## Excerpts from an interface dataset
**********
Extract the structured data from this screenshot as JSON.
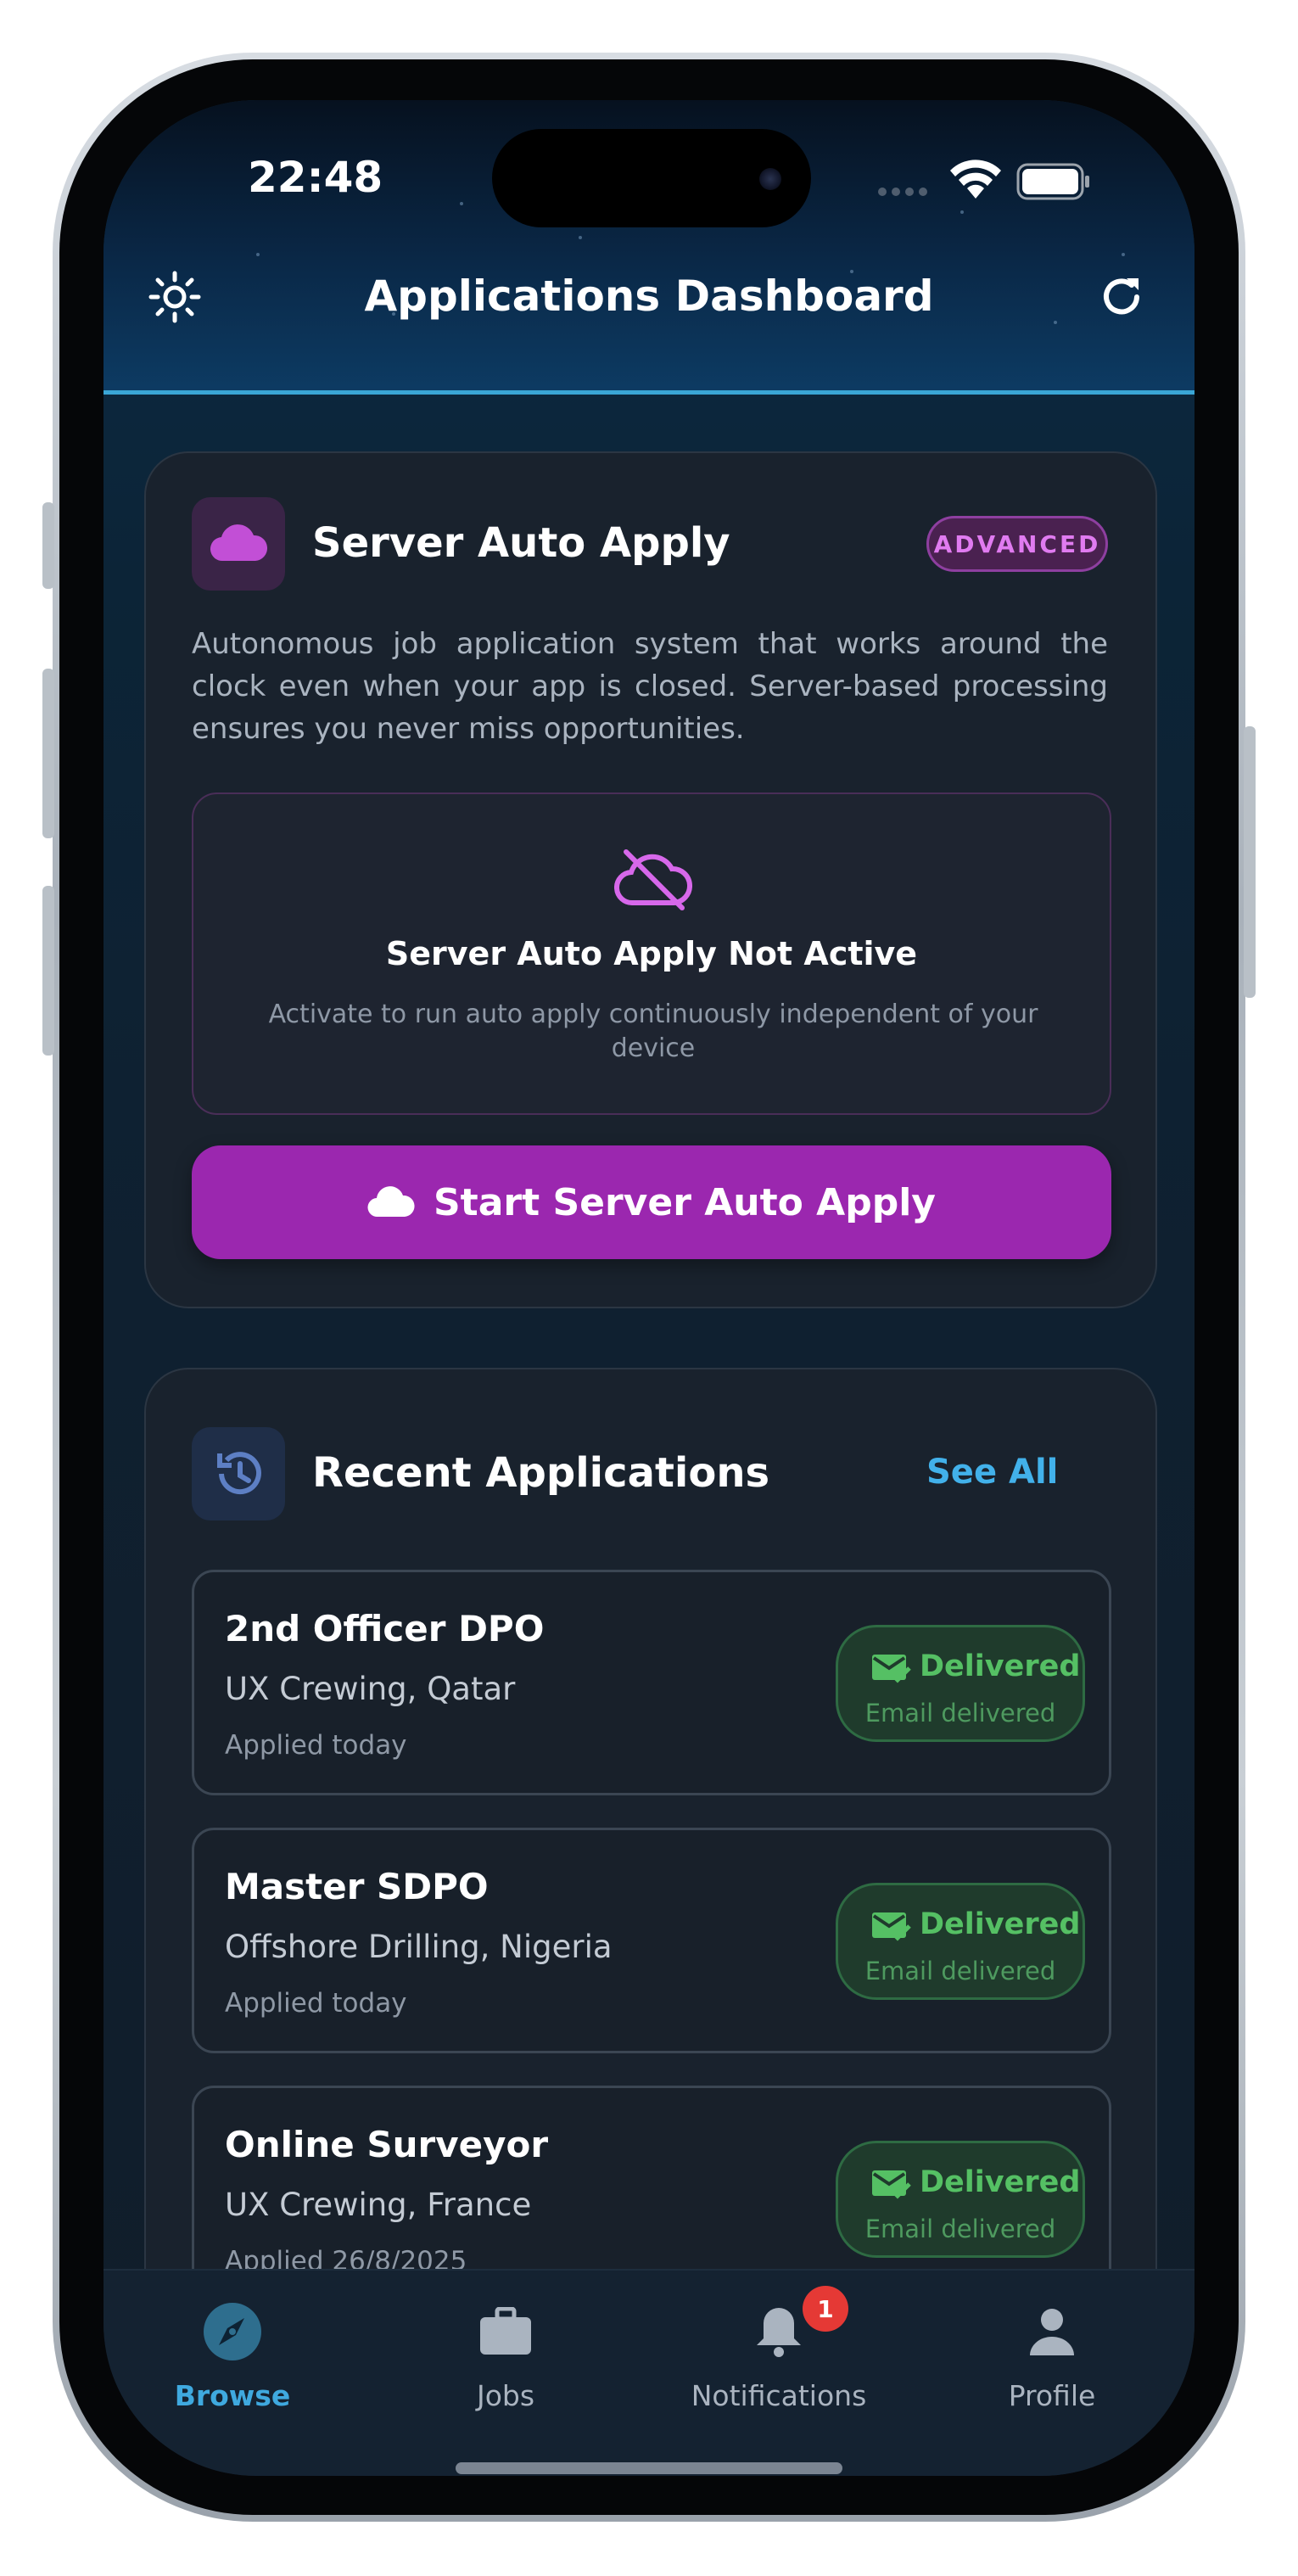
{
  "status_bar": {
    "time": "22:48"
  },
  "header": {
    "title": "Applications Dashboard",
    "left_icon": "sun-icon",
    "right_icon": "refresh-icon"
  },
  "server_auto_apply": {
    "title": "Server Auto Apply",
    "badge": "ADVANCED",
    "description": "Autonomous job application system that works around the clock even when your app is closed. Server-based processing ensures you never miss opportunities.",
    "status_title": "Server Auto Apply Not Active",
    "status_subtitle": "Activate to run auto apply continuously independent of your device",
    "button_label": "Start Server Auto Apply",
    "accent": "#9b27af"
  },
  "recent_applications": {
    "title": "Recent Applications",
    "see_all": "See All",
    "items": [
      {
        "title": "2nd Officer DPO",
        "company": "UX Crewing, Qatar",
        "date": "Applied today",
        "status": "Delivered",
        "status_detail": "Email delivered"
      },
      {
        "title": "Master SDPO",
        "company": "Offshore Drilling, Nigeria",
        "date": "Applied today",
        "status": "Delivered",
        "status_detail": "Email delivered"
      },
      {
        "title": "Online Surveyor",
        "company": "UX Crewing, France",
        "date": "Applied 26/8/2025",
        "status": "Delivered",
        "status_detail": "Email delivered"
      }
    ]
  },
  "bottom_nav": {
    "items": [
      {
        "label": "Browse",
        "icon": "compass-icon",
        "active": true
      },
      {
        "label": "Jobs",
        "icon": "briefcase-icon"
      },
      {
        "label": "Notifications",
        "icon": "bell-icon",
        "badge": "1"
      },
      {
        "label": "Profile",
        "icon": "person-icon"
      }
    ]
  }
}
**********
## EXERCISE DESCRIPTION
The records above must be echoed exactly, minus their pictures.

## ANSWER BOX
Extract the structured data from this screenshot as JSON.
{
  "status_bar": {
    "time": "22:48"
  },
  "header": {
    "title": "Applications Dashboard",
    "left_icon": "sun-icon",
    "right_icon": "refresh-icon"
  },
  "server_auto_apply": {
    "title": "Server Auto Apply",
    "badge": "ADVANCED",
    "description": "Autonomous job application system that works around the clock even when your app is closed. Server-based processing ensures you never miss opportunities.",
    "status_title": "Server Auto Apply Not Active",
    "status_subtitle": "Activate to run auto apply continuously independent of your device",
    "button_label": "Start Server Auto Apply",
    "accent": "#9b27af"
  },
  "recent_applications": {
    "title": "Recent Applications",
    "see_all": "See All",
    "items": [
      {
        "title": "2nd Officer DPO",
        "company": "UX Crewing, Qatar",
        "date": "Applied today",
        "status": "Delivered",
        "status_detail": "Email delivered"
      },
      {
        "title": "Master SDPO",
        "company": "Offshore Drilling, Nigeria",
        "date": "Applied today",
        "status": "Delivered",
        "status_detail": "Email delivered"
      },
      {
        "title": "Online Surveyor",
        "company": "UX Crewing, France",
        "date": "Applied 26/8/2025",
        "status": "Delivered",
        "status_detail": "Email delivered"
      }
    ]
  },
  "bottom_nav": {
    "items": [
      {
        "label": "Browse",
        "icon": "compass-icon",
        "active": true
      },
      {
        "label": "Jobs",
        "icon": "briefcase-icon"
      },
      {
        "label": "Notifications",
        "icon": "bell-icon",
        "badge": "1"
      },
      {
        "label": "Profile",
        "icon": "person-icon"
      }
    ]
  }
}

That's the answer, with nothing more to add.